● Work instructions
Every record shown here must be duplicated without change.

(Source data)
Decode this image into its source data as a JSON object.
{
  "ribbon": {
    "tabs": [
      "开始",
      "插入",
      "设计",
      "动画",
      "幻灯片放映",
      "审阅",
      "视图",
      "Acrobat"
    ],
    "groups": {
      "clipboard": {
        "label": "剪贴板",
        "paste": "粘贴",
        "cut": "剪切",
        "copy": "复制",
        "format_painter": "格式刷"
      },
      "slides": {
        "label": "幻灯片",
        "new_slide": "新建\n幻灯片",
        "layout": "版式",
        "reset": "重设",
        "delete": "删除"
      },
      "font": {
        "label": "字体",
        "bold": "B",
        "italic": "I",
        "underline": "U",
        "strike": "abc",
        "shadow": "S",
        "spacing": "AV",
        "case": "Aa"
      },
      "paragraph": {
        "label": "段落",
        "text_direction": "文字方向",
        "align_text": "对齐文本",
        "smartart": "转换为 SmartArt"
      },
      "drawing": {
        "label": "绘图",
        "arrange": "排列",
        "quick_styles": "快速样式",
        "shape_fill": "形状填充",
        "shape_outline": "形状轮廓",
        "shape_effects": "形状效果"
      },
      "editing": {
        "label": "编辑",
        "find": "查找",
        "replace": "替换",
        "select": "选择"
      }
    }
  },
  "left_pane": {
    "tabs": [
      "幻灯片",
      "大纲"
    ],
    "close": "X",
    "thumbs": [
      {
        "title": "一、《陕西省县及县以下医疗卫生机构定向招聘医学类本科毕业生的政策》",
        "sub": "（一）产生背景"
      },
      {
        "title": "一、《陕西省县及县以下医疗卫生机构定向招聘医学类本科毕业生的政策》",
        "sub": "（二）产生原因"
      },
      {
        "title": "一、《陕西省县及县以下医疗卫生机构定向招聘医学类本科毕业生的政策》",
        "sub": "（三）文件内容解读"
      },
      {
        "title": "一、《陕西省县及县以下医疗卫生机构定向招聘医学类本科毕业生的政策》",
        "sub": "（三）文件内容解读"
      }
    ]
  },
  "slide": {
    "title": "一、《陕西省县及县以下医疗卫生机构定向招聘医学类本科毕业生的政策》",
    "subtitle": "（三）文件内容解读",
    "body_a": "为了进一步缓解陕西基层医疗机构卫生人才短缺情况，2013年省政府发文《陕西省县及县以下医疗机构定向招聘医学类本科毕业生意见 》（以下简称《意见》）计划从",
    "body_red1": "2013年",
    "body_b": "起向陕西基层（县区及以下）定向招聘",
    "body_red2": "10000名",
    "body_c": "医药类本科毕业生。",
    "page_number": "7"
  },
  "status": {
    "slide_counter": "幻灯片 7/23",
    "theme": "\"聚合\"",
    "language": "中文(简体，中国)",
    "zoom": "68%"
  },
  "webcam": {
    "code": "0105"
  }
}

● Solution to the exercise
Decode this image into its source data as a JSON object.
{
  "ribbon": {
    "tabs": [
      "开始",
      "插入",
      "设计",
      "动画",
      "幻灯片放映",
      "审阅",
      "视图",
      "Acrobat"
    ],
    "groups": {
      "clipboard": {
        "label": "剪贴板",
        "paste": "粘贴",
        "cut": "剪切",
        "copy": "复制",
        "format_painter": "格式刷"
      },
      "slides": {
        "label": "幻灯片",
        "new_slide": "新建\n幻灯片",
        "layout": "版式",
        "reset": "重设",
        "delete": "删除"
      },
      "font": {
        "label": "字体",
        "bold": "B",
        "italic": "I",
        "underline": "U",
        "strike": "abc",
        "shadow": "S",
        "spacing": "AV",
        "case": "Aa"
      },
      "paragraph": {
        "label": "段落",
        "text_direction": "文字方向",
        "align_text": "对齐文本",
        "smartart": "转换为 SmartArt"
      },
      "drawing": {
        "label": "绘图",
        "arrange": "排列",
        "quick_styles": "快速样式",
        "shape_fill": "形状填充",
        "shape_outline": "形状轮廓",
        "shape_effects": "形状效果"
      },
      "editing": {
        "label": "编辑",
        "find": "查找",
        "replace": "替换",
        "select": "选择"
      }
    }
  },
  "left_pane": {
    "tabs": [
      "幻灯片",
      "大纲"
    ],
    "close": "X",
    "thumbs": [
      {
        "title": "一、《陕西省县及县以下医疗卫生机构定向招聘医学类本科毕业生的政策》",
        "sub": "（一）产生背景"
      },
      {
        "title": "一、《陕西省县及县以下医疗卫生机构定向招聘医学类本科毕业生的政策》",
        "sub": "（二）产生原因"
      },
      {
        "title": "一、《陕西省县及县以下医疗卫生机构定向招聘医学类本科毕业生的政策》",
        "sub": "（三）文件内容解读"
      },
      {
        "title": "一、《陕西省县及县以下医疗卫生机构定向招聘医学类本科毕业生的政策》",
        "sub": "（三）文件内容解读"
      }
    ]
  },
  "slide": {
    "title": "一、《陕西省县及县以下医疗卫生机构定向招聘医学类本科毕业生的政策》",
    "subtitle": "（三）文件内容解读",
    "body_a": "为了进一步缓解陕西基层医疗机构卫生人才短缺情况，2013年省政府发文《陕西省县及县以下医疗机构定向招聘医学类本科毕业生意见 》（以下简称《意见》）计划从",
    "body_red1": "2013年",
    "body_b": "起向陕西基层（县区及以下）定向招聘",
    "body_red2": "10000名",
    "body_c": "医药类本科毕业生。",
    "page_number": "7"
  },
  "status": {
    "slide_counter": "幻灯片 7/23",
    "theme": "\"聚合\"",
    "language": "中文(简体，中国)",
    "zoom": "68%"
  },
  "webcam": {
    "code": "0105"
  }
}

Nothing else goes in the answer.